The group started off our Tuesday with a very informational tour on the architectural development of Vienna in the 20th and 21st century at the Architekturzentrum Wien. Before we started our tour, we waited in the lobby area where some of us admired the unique displays that some architects have created in the past. Our tour guide spent about an hour taking us through the history of architecture in Vienna. This exhibit is actually the largest architectural museum in Austria. The room was oriented to have the different time periods laid out in chronological order to establish a timeline within the space that was easy to follow.

The beginning of our tour started in the time around the mid-1800s. During this period, Vienna was experiencing a time of industrialization where the city was booming. Many peasants would travel into the city from their suburban homes to work in factory jobs. Initially, Vienna had a city wall around their first district, but it got torn down with the constant expansion of the city. Eventually, they established a town hall, parliament, theaters, etc. in response to the rapid growth. At the time, the city was split into different grids where the wealthy people were given opportunities to buy land which eventually turned into spaces for many of the famous palaces spread throughout the city of Vienna known today.

The topic of social housing has been brought up multiple times in our previous site visits.
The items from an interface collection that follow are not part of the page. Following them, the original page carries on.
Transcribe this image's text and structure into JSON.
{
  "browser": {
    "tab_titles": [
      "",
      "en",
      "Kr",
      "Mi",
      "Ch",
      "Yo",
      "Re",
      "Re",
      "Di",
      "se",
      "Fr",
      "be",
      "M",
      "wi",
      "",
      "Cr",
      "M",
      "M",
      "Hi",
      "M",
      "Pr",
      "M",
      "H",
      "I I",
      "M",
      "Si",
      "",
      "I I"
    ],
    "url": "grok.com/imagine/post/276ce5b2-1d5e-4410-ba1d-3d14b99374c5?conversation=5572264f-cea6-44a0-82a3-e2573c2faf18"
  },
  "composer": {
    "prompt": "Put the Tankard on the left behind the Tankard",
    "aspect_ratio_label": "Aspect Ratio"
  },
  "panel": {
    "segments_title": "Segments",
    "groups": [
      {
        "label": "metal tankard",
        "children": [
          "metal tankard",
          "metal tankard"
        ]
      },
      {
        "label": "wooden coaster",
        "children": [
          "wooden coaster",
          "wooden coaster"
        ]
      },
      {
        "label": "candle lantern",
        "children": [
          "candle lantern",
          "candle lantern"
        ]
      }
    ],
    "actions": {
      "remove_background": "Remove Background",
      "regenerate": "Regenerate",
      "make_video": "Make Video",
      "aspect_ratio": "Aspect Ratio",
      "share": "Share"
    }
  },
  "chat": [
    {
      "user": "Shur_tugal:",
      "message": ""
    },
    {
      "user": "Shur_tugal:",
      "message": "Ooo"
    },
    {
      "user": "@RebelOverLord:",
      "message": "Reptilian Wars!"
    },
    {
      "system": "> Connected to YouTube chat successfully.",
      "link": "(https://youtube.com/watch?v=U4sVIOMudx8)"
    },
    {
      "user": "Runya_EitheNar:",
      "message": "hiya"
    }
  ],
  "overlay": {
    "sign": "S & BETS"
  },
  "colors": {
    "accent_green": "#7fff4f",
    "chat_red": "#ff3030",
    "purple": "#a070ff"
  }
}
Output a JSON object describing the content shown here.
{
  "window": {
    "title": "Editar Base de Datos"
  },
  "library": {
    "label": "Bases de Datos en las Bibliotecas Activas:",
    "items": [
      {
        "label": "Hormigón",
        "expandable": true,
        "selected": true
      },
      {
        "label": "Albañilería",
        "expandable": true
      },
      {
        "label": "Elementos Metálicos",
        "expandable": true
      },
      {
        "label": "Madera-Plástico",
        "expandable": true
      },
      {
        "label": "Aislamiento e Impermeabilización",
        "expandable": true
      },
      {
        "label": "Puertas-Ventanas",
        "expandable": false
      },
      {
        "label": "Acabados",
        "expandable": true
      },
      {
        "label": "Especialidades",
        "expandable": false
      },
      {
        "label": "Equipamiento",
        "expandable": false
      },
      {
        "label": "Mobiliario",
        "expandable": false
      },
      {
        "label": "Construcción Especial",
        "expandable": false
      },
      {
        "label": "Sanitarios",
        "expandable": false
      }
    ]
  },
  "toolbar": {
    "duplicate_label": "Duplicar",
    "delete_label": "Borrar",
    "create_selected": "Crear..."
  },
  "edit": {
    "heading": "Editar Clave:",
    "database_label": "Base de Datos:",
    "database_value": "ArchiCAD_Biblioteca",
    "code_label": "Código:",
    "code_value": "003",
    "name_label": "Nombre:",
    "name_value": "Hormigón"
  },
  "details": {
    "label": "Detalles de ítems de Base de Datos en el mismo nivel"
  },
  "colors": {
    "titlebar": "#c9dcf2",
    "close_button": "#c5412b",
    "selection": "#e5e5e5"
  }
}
The city of Vienna currently requires at least 60% of their residential property to be social housing. The most popular option for the Viennese in the early 1900s was the Karl Marx Hof. This housing offered a lot more space for its residents and also included public amenities like pharmacies and laundromats. One interesting fact is that the housing at this time didn’t include any bathrooms so the residents needed to use public baths for showers. While this was an inconvenience, the public baths also included a gymnasium where residents could stay healthy and exercise. As the city was growing, the government also wanted to use the natural landscape of Austria to form another identity within the country. Since there were a lot of mountains outside of the city, a huge highway was constructed for citizens and travelers to experience the scenery. These rural landscapes were later dominated by huge buildings, like hotels, when it attracted more visitors.

The mid-1900s included the rise and fall of the Nazi regime and during this time, the architecture was modern, but not very progressive. After the war, the architecture from that point on really reflected the identity of Vienna and facades and interiors were even more important than before. Shortly after that however, a period of Idealism came to play in the 1960s and many of the ideas focused on utopias and prosperity. An interesting building that was shown to us was the Wotruba Church, a building made out of 152 asymmetrical concrete blocks. While this church was constructed, there were many models shown to us that realistically wouldn’t have been possible to build given the abstractness of it.

After learning about the many stages of architectural development in Vienna, we were able to appreciate how societal changes directly affect architecture. As architecture constantly changes its styles we as construction managers, we must find the best method to adapt to those ever-changing needs. Many thanks to those at the Architekturzentrum Wien.

Blog by Stanley Chiang